Bank branches on the decline

March 03, 2010 01:05PM

Banks are contracting their retail branches for the first time since 2002, according to research firm SNL Financial. After a decade of visibly aggressive expansion that pushed the number of bank branches up more than 15 percent nationwide, their parent corporations are reining things in. In particular, JPMorgan Chase and PNC Financial Services Group, which have each swallowed up the operations of smaller financial institutions since the downturn began, are closing hundreds of branches in order to limit overlap. But they’re not the only ones. With profits down and cost-cutting on the agenda, many banks that have survived the recession are becoming reluctant to spend the $1 million it typically costs to build new brick-and-mortar locations, which tend not to turn a profit for at least two years after opening. Birmingham, Ala.-based Regions Financial is closing 121 branches in the first quarter of this year in a move that should save $21 million per year. JPMorgan had 5,154 branches nationwide at the end of 2009, a 5.9 percent decline from a year earlier.

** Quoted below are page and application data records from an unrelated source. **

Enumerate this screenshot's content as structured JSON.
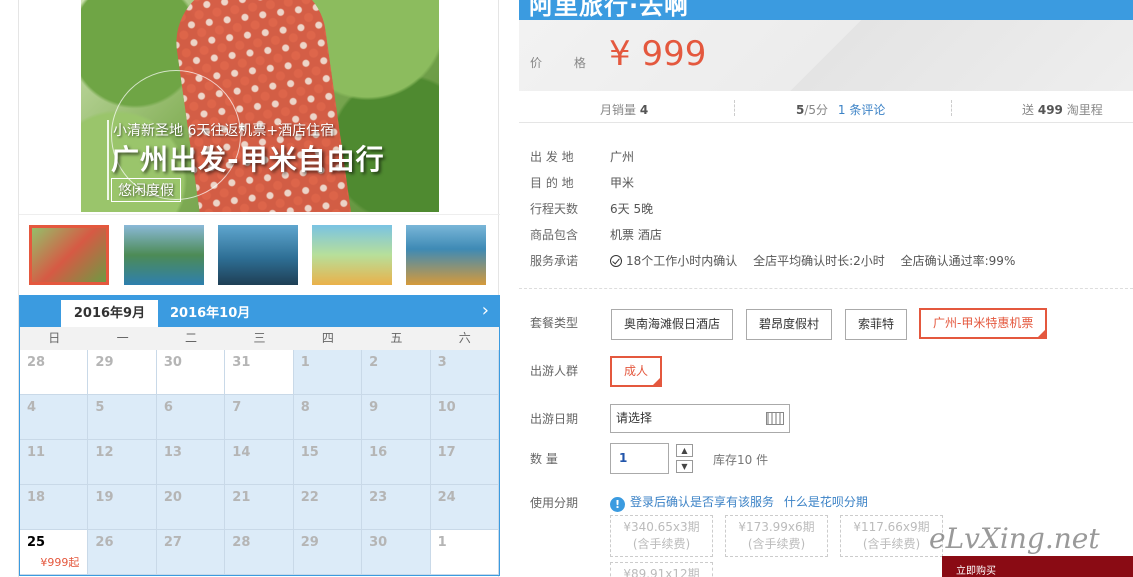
{
  "hero": {
    "subtitle": "小清新圣地 6天往返机票+酒店住宿",
    "title": "广州出发-甲米自由行",
    "tag": "悠闲度假"
  },
  "calendar": {
    "tabs": [
      "2016年9月",
      "2016年10月"
    ],
    "weekdays": [
      "日",
      "一",
      "二",
      "三",
      "四",
      "五",
      "六"
    ],
    "days": [
      "28",
      "29",
      "30",
      "31",
      "1",
      "2",
      "3",
      "4",
      "5",
      "6",
      "7",
      "8",
      "9",
      "10",
      "11",
      "12",
      "13",
      "14",
      "15",
      "16",
      "17",
      "18",
      "19",
      "20",
      "21",
      "22",
      "23",
      "24",
      "25",
      "26",
      "27",
      "28",
      "29",
      "30",
      "1"
    ],
    "active_price": "¥999起",
    "next_icon": "chevron-right-icon"
  },
  "product": {
    "title_partial": "阿里旅行·去啊",
    "price_label": "价 格",
    "price": "¥ 999",
    "monthly_sales_label": "月销量",
    "monthly_sales": "4",
    "rating": "5",
    "rating_suffix": "/5分",
    "reviews_link": "1 条评论",
    "points_prefix": "送",
    "points": "499",
    "points_suffix": "淘里程"
  },
  "info": {
    "rows": [
      {
        "label": "出 发 地",
        "value": "广州"
      },
      {
        "label": "目 的 地",
        "value": "甲米"
      },
      {
        "label": "行程天数",
        "value": "6天 5晚"
      },
      {
        "label": "商品包含",
        "value": "机票 酒店"
      }
    ],
    "service_label": "服务承诺",
    "service_items": [
      "18个工作小时内确认",
      "全店平均确认时长:2小时",
      "全店确认通过率:99%"
    ]
  },
  "options": {
    "package_label": "套餐类型",
    "packages": [
      "奥南海滩假日酒店",
      "碧昂度假村",
      "索菲特",
      "广州-甲米特惠机票"
    ],
    "people_label": "出游人群",
    "people": [
      "成人"
    ],
    "date_label": "出游日期",
    "date_placeholder": "请选择",
    "qty_label": "数 量",
    "qty_value": "1",
    "stock": "库存10 件",
    "installment_label": "使用分期",
    "login_tip": "登录后确认是否享有该服务",
    "installment_link": "什么是花呗分期",
    "installments": [
      {
        "amount": "¥340.65x3期",
        "note": "(含手续费)"
      },
      {
        "amount": "¥173.99x6期",
        "note": "(含手续费)"
      },
      {
        "amount": "¥117.66x9期",
        "note": "(含手续费)"
      },
      {
        "amount": "¥89.91x12期",
        "note": ""
      }
    ]
  },
  "watermark": "eLvXing.net",
  "buy_bar": "立即购买",
  "colors": {
    "accent": "#3b9be0",
    "price": "#e4583e",
    "link": "#3b82c6"
  }
}
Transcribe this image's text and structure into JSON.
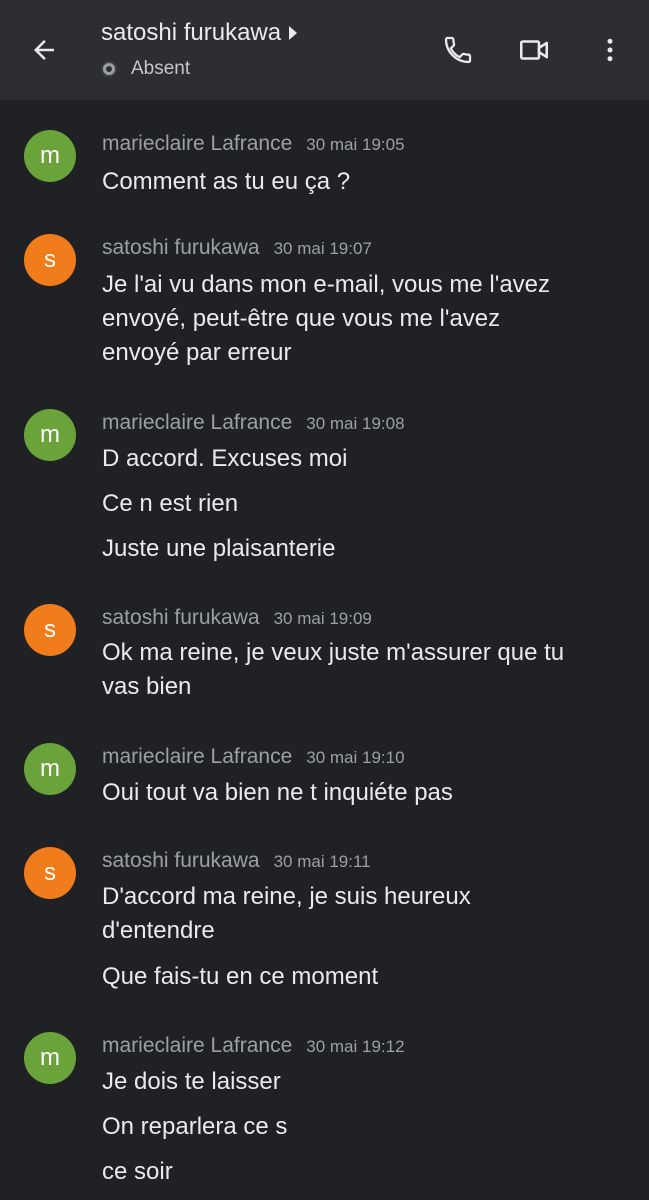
{
  "header": {
    "title": "satoshi furukawa",
    "status": "Absent"
  },
  "messages": [
    {
      "avatar_letter": "m",
      "sender": "marieclaire Lafrance",
      "time": "30 mai 19:05",
      "lines": [
        "Comment as tu eu ça ?"
      ]
    },
    {
      "avatar_letter": "s",
      "sender": "satoshi furukawa",
      "time": "30 mai 19:07",
      "lines": [
        "Je l'ai vu dans mon e-mail, vous me l'avez",
        "envoyé, peut-être que vous me l'avez",
        "envoyé par erreur"
      ]
    },
    {
      "avatar_letter": "m",
      "sender": "marieclaire Lafrance",
      "time": "30 mai 19:08",
      "lines": [
        "D accord. Excuses moi",
        "Ce n est rien",
        "Juste une plaisanterie"
      ]
    },
    {
      "avatar_letter": "s",
      "sender": "satoshi furukawa",
      "time": "30 mai 19:09",
      "lines": [
        "Ok ma reine, je veux juste m'assurer que tu",
        "vas bien"
      ]
    },
    {
      "avatar_letter": "m",
      "sender": "marieclaire Lafrance",
      "time": "30 mai 19:10",
      "lines": [
        "Oui tout va bien ne t inquiéte pas"
      ]
    },
    {
      "avatar_letter": "s",
      "sender": "satoshi furukawa",
      "time": "30 mai 19:11",
      "lines": [
        "D'accord ma reine, je suis heureux",
        "d'entendre",
        "Que fais-tu en ce moment"
      ]
    },
    {
      "avatar_letter": "m",
      "sender": "marieclaire Lafrance",
      "time": "30 mai 19:12",
      "lines": [
        "Je dois te laisser",
        "On reparlera ce s",
        "ce soir"
      ]
    }
  ],
  "colors": {
    "background": "#202124",
    "header": "#2d2e31",
    "avatar_m": "#6aa33a",
    "avatar_s": "#f07c1b",
    "text": "#e8eaed",
    "muted": "#9aa0a6"
  },
  "icons": {
    "back": "arrow-left-icon",
    "call": "phone-icon",
    "video": "video-camera-icon",
    "more": "more-vertical-icon",
    "status": "absent-status-icon"
  }
}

Still, while it’s contracting on the whole, the bank is homing in on underserved areas: a slew of Florida Blockbuster stores are currently being converted to JPMorgan branches. [WSJ]